As Regional Manager of Royal Life Saving, Carly Ryan estimates that she has used a training AED “thousands” of times in her role as an instructor. So before leaving her office for the Christmas holiday, she decided on a whim to take the Philips HeartStart FRx AED home with her.
“Living near the water and a location that sees a lot of people and families relaxing and recreating, I thought it (the AED) may be more beneficial to be accessible to me over the break in case an incident occurred near my home, as opposed to sitting in a vacated office,” Carly explains.
Carly had no way of knowing just how close to home an incident would occur. It was just before 4:30 a.m. on January 14, 2021, and Carly’s mum and dad, Robyn and Kym, were asleep in the Warilla, Australia house they share with Carly and her partner.
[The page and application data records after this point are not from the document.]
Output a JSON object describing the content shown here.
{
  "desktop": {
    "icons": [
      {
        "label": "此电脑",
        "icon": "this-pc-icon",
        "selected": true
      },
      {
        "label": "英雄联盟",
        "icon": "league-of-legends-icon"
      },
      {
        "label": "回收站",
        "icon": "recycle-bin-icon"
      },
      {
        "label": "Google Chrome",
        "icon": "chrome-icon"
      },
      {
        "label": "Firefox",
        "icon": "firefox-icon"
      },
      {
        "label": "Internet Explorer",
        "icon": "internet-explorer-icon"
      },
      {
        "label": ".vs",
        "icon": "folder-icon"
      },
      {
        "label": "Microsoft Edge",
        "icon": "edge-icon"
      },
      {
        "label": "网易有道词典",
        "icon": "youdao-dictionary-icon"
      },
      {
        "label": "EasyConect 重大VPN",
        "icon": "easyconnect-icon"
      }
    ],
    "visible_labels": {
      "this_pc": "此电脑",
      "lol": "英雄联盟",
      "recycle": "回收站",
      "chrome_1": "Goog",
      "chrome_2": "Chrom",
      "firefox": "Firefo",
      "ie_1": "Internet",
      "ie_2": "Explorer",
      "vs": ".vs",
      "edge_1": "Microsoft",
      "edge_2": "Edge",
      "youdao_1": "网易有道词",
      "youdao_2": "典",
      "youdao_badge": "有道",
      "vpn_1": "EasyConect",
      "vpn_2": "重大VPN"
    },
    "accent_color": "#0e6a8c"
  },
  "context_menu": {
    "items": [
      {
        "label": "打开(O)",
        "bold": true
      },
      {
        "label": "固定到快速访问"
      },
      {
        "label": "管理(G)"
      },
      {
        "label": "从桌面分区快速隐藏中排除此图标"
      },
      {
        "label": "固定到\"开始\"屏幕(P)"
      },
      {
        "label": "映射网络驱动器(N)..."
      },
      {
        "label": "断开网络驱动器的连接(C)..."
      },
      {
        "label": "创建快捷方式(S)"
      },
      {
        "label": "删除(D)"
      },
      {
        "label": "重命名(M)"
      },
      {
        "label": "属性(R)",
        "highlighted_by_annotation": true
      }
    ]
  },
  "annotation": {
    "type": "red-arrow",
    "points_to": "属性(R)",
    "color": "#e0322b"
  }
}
“I woke up with a real tightness in my chest,” Robyn says. She then kicked the sheet off the bed and complained to her husband, Kym about the pain in her chest. He asked her if she was okay, but got no response. Kym turned on the bedroom light and when he did, he noticed that his wife was unconscious, and her skin was blue. He immediately yelled to Carly and her partner for help and began CPR.
“I screamed to my daughter for an ambulance. I started CPR immediately, as I knew she needed it. She was blue and grey from the neck up,” he said.
Carly remembers running upstairs and seeing her mum on the bed and her dad doing CPR.
“Within the next few seconds, I remembered I had the AED in my car. I jumped off the bed, ran past my partner who was on the phone the emergency services and retrieved the AED from my back seat. As soon as I came back up, I opened the device and placed the pads on mum’s chest and told Dad to stop CPR as it analyzed the situation.”
Putting her training into practice As an AED instructor, Carly says that up until that point, she had only used the HeartStart FRx AED in training, never in a real-life situation.
“It was simple and thankfully, effective. We had the AED on mum for almost nine minutes in total and shocked her twice in that time. It was honestly the same as when I train, only a real casualty was on the other end.”
Robyn opened her eyes, but didn’t respond to her name being called. As she was beginning to regain consciousness, the paramedics arrived.
Robyn recalls that the evening before they had gone out for a family dinner and she felt fine. “I am pretty active. I work full-time at a hospital and I enjoy walks with my husband.”
Although the 63-year-old had no pre-existing conditions, she says that she had experienced random chest pain during the night in the months leading up to the incident.
“This happened enough that I booked in with my doctor to check how I was. I actually had a blood test on the Wednesday morning (the day before my arrest). I also had a form in my bag to book in for a stress test.” Robyn explains.
Robyn knows that she’s lucky given the statistics. Sudden Cardiac Arrest (SCA) occurs in a home or residence 69.8% of the time.1 Fifty percent of middle-aged adults who experienced SCA had no warning signs.2 The other 50% had warning signs in the months, weeks and days leading up to their SCA, but only 19% called their doctor to report the symptoms.2
Most startingly, of the people who experience an out-of-hospital cardiac arrest, 90% unfortunately do not survive.1 The good news is that immediate CPR and early defibrillation, with an AED, can more than double a victim’s chance of survival.5